PROBLEM REQUIREMENTS |
From the first line to the last, restate the data exactly, leaving out the images.

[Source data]
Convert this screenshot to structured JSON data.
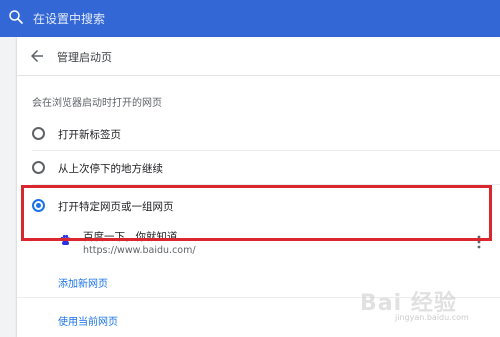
{
  "search": {
    "placeholder": "在设置中搜索",
    "icon": "search-icon"
  },
  "header": {
    "title": "管理启动页",
    "back_icon": "back-arrow-icon"
  },
  "section_label": "会在浏览器启动时打开的网页",
  "options": [
    {
      "label": "打开新标签页",
      "checked": false
    },
    {
      "label": "从上次停下的地方继续",
      "checked": false
    },
    {
      "label": "打开特定网页或一组网页",
      "checked": true
    }
  ],
  "site": {
    "name": "百度一下，你就知道",
    "url": "https://www.baidu.com/",
    "icon": "baidu-paw-icon"
  },
  "links": {
    "add": "添加新网页",
    "use_current": "使用当前网页"
  },
  "watermark": {
    "text": "Bai 经验",
    "sub": "jingyan.baidu.com"
  },
  "colors": {
    "topbar": "#3367d6",
    "accent": "#1a73e8",
    "highlight": "#d9262f"
  }
}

TASK ANSWER |
Convert this screenshot to structured JSON data.
{
  "search": {
    "placeholder": "在设置中搜索",
    "icon": "search-icon"
  },
  "header": {
    "title": "管理启动页",
    "back_icon": "back-arrow-icon"
  },
  "section_label": "会在浏览器启动时打开的网页",
  "options": [
    {
      "label": "打开新标签页",
      "checked": false
    },
    {
      "label": "从上次停下的地方继续",
      "checked": false
    },
    {
      "label": "打开特定网页或一组网页",
      "checked": true
    }
  ],
  "site": {
    "name": "百度一下，你就知道",
    "url": "https://www.baidu.com/",
    "icon": "baidu-paw-icon"
  },
  "links": {
    "add": "添加新网页",
    "use_current": "使用当前网页"
  },
  "watermark": {
    "text": "Bai 经验",
    "sub": "jingyan.baidu.com"
  },
  "colors": {
    "topbar": "#3367d6",
    "accent": "#1a73e8",
    "highlight": "#d9262f"
  }
}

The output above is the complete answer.